No doubt the economy has left a good-sized dent in DR, but some believe support services can help smooth out at least some of the damage.
Tony Sziklai sees the problem as clearly as an HDTV picture — and part of the solution is coming in pretty clearly, too.
The problem? It’s well documented. “The economy has definitely impacted the direct response industry, no doubt about that,” says Sziklai, who’s with Moulton Logistics, a fulfillment firm in Van Nuys, Calif. “While there are still hit shows out there, many marketers are getting fewer orders and experiencing more attrition, such as cancellations, credit card declines and returns.”
These are all valid problems. And while there’s no quick fix, Sziklai and others in support services say part of the solution is right behind marketers — on the back end with fulfillment, call centers and payment processing. “I’m starting to see more and more marketers looking to improve support services and customer service, and it can pay off, especially in a bad economy,” Sziklai says.
On the fulfillment side, for example, Sziklai says marketers are paying closer attention to details. “They [marketers] want same-day shipping so that customers get their packages faster and are less tempted to cancel. They want bi-coastal shipping so that freight costs can be optimized. They want technology to ensure that orders are packed correctly, in the right-sized box, and using the correct shipping method — anything to reduce returns and reverse logistics costs.”
That’s a lot of wants, and that’s precisely what experts say can lead to savings in the day-in, day-out grind of DR and its back-end workings.
“Today we’re all challenged to do more with less and to make the most with the dollars we’re spending. You must hold vendors accountable,” says Shari Altman, president of Altman Dedicated Direct, a DR consultancy in Rural Hall, N.C.
No One Big Thing
It’s first important to have the right set of expectations on what you can save and what you can’t via back-end support, Altman says.
“There’s no one big thing you can do to save money with vendors, but I believe there are a lot of little things you can do to get the next few pennies,” Altman says. “You constantly need to be tweaking at every turn. All the small items — what are we doing to upsell better, maybe it’s the offer, maybe the script can be improved, always tweaking.”

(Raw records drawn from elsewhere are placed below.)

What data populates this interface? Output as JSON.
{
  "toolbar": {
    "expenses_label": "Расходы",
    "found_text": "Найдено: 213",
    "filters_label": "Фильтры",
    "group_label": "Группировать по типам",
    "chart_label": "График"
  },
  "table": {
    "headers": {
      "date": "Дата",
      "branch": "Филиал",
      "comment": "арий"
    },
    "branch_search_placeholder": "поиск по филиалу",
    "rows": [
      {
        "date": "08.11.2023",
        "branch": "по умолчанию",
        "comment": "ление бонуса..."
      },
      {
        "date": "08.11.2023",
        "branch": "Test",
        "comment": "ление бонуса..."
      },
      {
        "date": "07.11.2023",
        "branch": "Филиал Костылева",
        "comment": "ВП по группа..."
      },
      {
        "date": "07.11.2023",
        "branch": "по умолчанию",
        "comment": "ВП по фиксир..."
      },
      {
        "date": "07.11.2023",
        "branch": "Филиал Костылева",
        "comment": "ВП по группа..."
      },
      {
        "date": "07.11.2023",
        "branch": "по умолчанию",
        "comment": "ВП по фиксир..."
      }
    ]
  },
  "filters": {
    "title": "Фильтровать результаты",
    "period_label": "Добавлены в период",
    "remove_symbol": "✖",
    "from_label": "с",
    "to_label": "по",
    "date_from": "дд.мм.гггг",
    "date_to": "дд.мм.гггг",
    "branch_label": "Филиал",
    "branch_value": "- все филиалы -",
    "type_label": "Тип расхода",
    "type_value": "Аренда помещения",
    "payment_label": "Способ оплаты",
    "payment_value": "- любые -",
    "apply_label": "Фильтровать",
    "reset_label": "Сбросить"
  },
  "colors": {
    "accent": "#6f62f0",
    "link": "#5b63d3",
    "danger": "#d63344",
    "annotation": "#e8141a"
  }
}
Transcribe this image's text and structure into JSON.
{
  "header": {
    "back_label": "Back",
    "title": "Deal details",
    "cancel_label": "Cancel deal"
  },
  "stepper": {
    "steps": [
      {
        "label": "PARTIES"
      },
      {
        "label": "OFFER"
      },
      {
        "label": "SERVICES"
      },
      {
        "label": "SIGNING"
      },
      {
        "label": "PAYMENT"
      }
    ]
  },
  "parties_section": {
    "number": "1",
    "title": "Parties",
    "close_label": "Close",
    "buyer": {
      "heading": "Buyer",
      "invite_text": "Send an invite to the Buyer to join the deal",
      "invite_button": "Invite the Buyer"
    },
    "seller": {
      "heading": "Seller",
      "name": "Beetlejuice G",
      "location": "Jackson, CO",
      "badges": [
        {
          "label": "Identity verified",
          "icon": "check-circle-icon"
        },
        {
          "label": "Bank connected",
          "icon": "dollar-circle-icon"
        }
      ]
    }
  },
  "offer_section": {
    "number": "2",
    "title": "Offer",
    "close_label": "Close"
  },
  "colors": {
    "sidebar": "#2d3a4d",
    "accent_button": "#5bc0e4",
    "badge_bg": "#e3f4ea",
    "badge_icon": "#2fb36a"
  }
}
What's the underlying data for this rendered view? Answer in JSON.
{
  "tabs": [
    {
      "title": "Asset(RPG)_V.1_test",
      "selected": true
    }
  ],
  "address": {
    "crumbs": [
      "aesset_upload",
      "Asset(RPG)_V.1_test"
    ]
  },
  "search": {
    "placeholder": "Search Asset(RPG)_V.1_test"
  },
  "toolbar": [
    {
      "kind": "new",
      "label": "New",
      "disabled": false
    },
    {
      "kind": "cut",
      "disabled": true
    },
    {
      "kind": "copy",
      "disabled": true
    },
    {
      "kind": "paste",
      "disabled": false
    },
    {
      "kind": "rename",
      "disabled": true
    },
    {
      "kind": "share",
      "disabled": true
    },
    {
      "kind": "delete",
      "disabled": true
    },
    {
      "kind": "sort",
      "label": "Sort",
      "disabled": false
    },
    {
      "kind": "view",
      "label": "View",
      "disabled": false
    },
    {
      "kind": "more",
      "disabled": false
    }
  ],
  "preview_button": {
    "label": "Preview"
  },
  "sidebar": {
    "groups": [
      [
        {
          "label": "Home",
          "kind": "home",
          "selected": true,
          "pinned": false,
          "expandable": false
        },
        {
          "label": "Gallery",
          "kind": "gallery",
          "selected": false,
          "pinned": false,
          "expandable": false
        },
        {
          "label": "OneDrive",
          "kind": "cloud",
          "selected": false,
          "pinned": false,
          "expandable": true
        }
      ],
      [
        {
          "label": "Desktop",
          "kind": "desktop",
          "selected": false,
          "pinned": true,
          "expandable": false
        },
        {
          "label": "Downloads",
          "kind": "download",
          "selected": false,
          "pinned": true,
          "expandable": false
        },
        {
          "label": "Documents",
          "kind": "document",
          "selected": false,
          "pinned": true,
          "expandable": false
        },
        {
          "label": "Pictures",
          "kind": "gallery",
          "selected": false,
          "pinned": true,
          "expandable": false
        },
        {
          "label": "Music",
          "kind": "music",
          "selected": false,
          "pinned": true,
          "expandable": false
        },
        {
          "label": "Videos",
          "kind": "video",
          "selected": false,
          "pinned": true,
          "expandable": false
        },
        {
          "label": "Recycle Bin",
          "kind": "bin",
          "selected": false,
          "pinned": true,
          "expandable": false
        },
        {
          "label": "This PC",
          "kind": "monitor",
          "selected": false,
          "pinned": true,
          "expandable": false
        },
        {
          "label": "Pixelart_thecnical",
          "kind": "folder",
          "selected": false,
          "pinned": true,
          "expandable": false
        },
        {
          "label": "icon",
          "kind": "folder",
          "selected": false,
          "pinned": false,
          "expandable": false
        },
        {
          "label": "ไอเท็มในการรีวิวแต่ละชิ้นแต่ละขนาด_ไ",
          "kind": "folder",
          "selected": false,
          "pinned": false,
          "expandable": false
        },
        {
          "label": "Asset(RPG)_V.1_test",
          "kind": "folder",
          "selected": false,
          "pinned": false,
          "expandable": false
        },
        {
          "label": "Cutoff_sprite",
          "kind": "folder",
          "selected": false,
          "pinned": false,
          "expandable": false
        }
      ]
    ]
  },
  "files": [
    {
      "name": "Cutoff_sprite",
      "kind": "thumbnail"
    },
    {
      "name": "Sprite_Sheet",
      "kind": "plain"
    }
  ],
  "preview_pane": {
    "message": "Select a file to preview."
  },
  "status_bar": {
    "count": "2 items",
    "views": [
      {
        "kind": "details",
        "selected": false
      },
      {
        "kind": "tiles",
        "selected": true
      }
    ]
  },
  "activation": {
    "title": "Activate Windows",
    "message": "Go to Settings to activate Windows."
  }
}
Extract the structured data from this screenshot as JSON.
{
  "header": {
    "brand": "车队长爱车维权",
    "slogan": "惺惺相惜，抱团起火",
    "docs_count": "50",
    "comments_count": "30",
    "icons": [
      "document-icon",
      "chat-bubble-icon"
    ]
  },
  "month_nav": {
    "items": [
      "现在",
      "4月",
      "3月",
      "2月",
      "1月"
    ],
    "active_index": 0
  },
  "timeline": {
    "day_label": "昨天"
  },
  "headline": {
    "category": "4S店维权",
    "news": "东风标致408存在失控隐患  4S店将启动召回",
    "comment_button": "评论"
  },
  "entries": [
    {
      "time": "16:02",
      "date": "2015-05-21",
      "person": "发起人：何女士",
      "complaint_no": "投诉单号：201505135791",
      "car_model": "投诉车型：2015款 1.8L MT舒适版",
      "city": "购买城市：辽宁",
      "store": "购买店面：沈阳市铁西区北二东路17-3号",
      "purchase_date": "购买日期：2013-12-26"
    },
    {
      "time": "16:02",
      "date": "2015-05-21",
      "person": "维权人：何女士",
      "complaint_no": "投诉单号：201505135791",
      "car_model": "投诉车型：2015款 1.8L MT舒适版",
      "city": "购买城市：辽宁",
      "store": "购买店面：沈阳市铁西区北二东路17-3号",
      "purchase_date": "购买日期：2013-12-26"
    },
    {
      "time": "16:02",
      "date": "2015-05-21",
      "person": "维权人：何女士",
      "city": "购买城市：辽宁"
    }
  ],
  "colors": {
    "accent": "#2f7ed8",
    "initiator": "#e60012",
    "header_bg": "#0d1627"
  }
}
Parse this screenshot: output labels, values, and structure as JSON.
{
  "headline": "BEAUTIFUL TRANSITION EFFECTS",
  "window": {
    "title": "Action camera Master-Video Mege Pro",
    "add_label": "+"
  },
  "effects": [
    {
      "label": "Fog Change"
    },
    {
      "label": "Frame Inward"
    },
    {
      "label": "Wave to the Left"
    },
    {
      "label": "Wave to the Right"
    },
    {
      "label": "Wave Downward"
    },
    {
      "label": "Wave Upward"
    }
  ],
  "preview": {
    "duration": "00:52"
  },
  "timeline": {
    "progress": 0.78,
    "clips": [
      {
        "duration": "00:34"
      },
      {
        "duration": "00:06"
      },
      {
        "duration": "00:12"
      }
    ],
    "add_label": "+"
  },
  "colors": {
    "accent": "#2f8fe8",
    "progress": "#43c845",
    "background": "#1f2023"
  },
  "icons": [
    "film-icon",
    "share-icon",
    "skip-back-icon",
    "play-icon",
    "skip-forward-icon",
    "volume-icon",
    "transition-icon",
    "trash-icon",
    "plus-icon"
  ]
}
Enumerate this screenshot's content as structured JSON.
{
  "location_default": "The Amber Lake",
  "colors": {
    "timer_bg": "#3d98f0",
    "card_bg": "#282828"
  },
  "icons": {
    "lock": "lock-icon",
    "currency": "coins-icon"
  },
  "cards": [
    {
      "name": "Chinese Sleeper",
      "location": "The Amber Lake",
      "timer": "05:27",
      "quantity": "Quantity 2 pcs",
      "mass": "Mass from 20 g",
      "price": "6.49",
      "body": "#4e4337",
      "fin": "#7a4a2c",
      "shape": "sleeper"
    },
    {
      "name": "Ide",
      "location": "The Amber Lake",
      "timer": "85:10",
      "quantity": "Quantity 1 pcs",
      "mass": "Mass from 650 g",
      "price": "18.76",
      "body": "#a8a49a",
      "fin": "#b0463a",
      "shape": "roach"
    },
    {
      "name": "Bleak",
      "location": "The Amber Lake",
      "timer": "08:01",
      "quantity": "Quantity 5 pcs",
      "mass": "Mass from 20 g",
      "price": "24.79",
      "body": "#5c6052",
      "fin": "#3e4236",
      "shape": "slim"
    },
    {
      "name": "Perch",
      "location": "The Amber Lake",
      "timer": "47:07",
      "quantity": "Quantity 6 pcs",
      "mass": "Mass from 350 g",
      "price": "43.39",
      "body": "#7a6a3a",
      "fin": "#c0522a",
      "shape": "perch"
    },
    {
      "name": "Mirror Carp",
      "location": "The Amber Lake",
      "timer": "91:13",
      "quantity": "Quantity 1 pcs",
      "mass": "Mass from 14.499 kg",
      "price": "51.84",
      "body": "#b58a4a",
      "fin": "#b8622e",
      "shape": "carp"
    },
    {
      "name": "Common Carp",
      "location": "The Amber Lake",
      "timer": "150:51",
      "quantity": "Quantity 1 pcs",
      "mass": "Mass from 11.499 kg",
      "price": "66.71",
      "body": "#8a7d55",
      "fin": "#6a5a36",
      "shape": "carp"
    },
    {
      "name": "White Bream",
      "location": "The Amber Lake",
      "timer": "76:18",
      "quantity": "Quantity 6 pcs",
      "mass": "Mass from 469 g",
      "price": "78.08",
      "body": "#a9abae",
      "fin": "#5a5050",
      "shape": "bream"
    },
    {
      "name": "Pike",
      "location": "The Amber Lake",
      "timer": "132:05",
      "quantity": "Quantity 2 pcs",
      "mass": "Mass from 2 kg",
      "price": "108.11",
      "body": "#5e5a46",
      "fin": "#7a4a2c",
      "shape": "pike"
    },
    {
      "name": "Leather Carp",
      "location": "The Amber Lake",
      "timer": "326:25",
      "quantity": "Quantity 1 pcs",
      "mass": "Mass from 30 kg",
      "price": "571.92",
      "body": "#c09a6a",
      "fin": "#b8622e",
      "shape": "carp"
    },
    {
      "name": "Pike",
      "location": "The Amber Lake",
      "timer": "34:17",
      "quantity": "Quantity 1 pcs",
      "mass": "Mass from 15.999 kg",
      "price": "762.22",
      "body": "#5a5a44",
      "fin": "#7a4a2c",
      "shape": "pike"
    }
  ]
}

To Altman and other consultants, that ability to tweak often comes down to picking the right vendor to begin with.
Lisa Valentine, a marketing manager with PowerPay, a payment processing company in Portland, Maine, agrees and says to look for a partner who’s willing to consult with you to identify potential issues before they happen.
“Appreciate [those] who ask lots of questions about your business related to how they can best service and partner with you on driving a successful campaign,” Valentine says.
Once you find the right vendor, Altman says to get actively involved with them in their work. “You can’t just hand off a campaign to a vendor; you know your product and customers better than anyone else,” she advises. “Yes, vendors may know their business, but you know what can’t be replaced. Put your brain power together with them.”
Bryan Sweeney, vice president of operations for JH Direct, a DR product marketing company in Vista, Calif., agrees. He says developing a working relationship with his fulfillment company, Thill Logistics/Customer Service Direct in Neenah, Wis., has been critical. “They’re an extension of my operation, a true partner,” he contends.